From addressing core tensions, to next-gen donors’ giving practices, the WPI research “reinforces a lot of our focus where we go next with our work,” Senior says. CWF’s principles surrounding feminist philanthropy – ceding power, empowering others – speaks the language of systems change. “We’re at the tipping point,” Senior says, of where to go next in engaging young donors to “become partners in systems change” and the “shifting of money and power.” Conversations surrounding gender and equity, diversity and inclusion, as well as social justice – sparked by the COVID-19 pandemic and the murder of George Floyd – are becoming commonplace in Canada, she says. Even terms such as “intersectionality.” More and more people are “actually speaking this language,” Senior says, adding that it used to be “kind of lonely out there in the desert.”
I don’t think this is impossible work.
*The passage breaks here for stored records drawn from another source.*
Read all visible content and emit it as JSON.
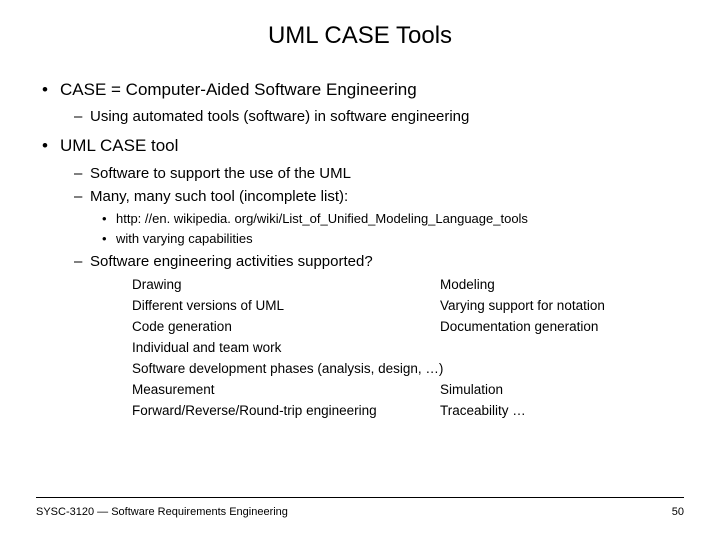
{
  "title": "UML CASE Tools",
  "bullets": {
    "case_def": "CASE = Computer-Aided Software Engineering",
    "case_sub": "Using automated tools (software) in software engineering",
    "umltool": "UML CASE tool",
    "support": "Software to support the use of the UML",
    "many_prefix": "Many, many such tool ",
    "many_paren": "(incomplete list):",
    "url": "http: //en. wikipedia. org/wiki/List_of_Unified_Modeling_Language_tools",
    "varying": "with varying capabilities",
    "activities_q": "Software engineering activities supported?"
  },
  "activities": {
    "r0c0": "Drawing",
    "r0c1": "Modeling",
    "r1c0": "Different versions of UML",
    "r1c1": "Varying support for notation",
    "r2c0": "Code generation",
    "r2c1": "Documentation generation",
    "r3": "Individual and team work",
    "r4": "Software development phases (analysis, design, …)",
    "r5c0": "Measurement",
    "r5c1": "Simulation",
    "r6c0": "Forward/Reverse/Round-trip engineering",
    "r6c1": "Traceability       …"
  },
  "footer": {
    "course": "SYSC-3120 — Software Requirements Engineering",
    "page": "50"
  }
}
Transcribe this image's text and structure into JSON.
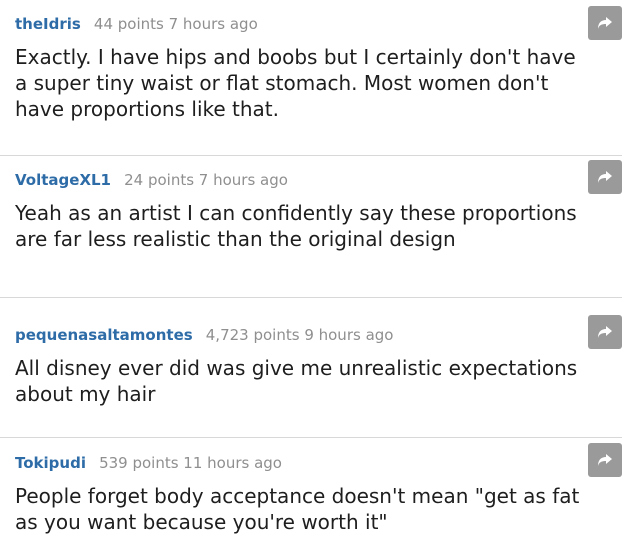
{
  "colors": {
    "username": "#2e6ca8",
    "meta": "#8f8f8f",
    "text": "#1e1e1e",
    "button": "#9a9a9a",
    "divider": "#d8d8d8"
  },
  "comments": [
    {
      "username": "theIdris",
      "meta": "44 points 7 hours ago",
      "text": "Exactly. I have hips and boobs but I certainly don't have a super tiny waist or flat stomach. Most women don't have proportions like that.",
      "share_icon": "share-arrow-icon"
    },
    {
      "username": "VoltageXL1",
      "meta": "24 points 7 hours ago",
      "text": "Yeah as an artist I can confidently say these proportions are far less realistic than the original design",
      "share_icon": "share-arrow-icon"
    },
    {
      "username": "pequenasaltamontes",
      "meta": "4,723 points 9 hours ago",
      "text": "All disney ever did was give me unrealistic expectations about my hair",
      "share_icon": "share-arrow-icon"
    },
    {
      "username": "Tokipudi",
      "meta": "539 points 11 hours ago",
      "text": "People forget body acceptance doesn't mean \"get as fat as you want because you're worth it\"",
      "share_icon": "share-arrow-icon"
    }
  ]
}
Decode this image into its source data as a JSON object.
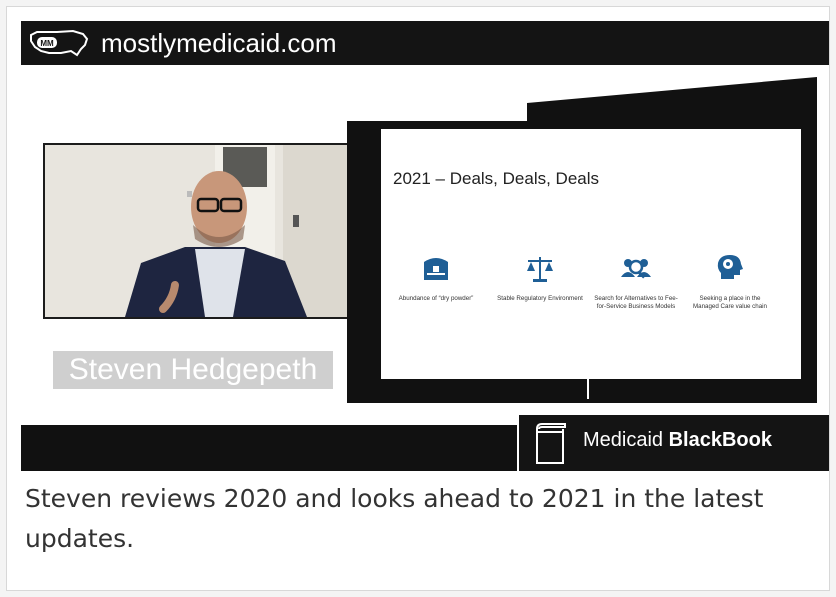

It takes a long time, but I don’t think it’s impossible. It’s possible to end poverty, to end homelessness, to end gender-based violence. It’s absolutely possible.Paulette Senior
What’s important is to keep these conversations going. In the past, Senior says, “we’ve seen where language just becomes words and not action.” She has seen what happens when words do become action. In both her work at CWF and past work with front-line organizations, “I’ve witnessed people’s lives being transformed, witnessed them being able to end poverty in their lives for good, and for generations to come,” she says. “I don’t think this is impossible work. It takes a long time, but I don’t think it’s impossible. It’s possible to end poverty, to end homelessness, to end gender-based violence. It’s absolutely possible.”
If there is any hope at all, many are placing bets on the kids, “a generation of people who believe life can and should be better,” writes one Forbes author. Maybe “your family owns a lot of monogrammed stuff – mostly in cursive” (Clue #23), but rather than focus on the contradiction of practising social justice philanthropy from a place of privilege, Senior prefers to focus on the choice to take action. The tensions faced by the WPI study’s interviewees are by no means new, she says, “but it’s how you act despite them – despite the class privilege, despite the systemic barriers, despite the power structures that exist, that are exclusive – they’re still acting, they’re still doing something. And we can only build on that.”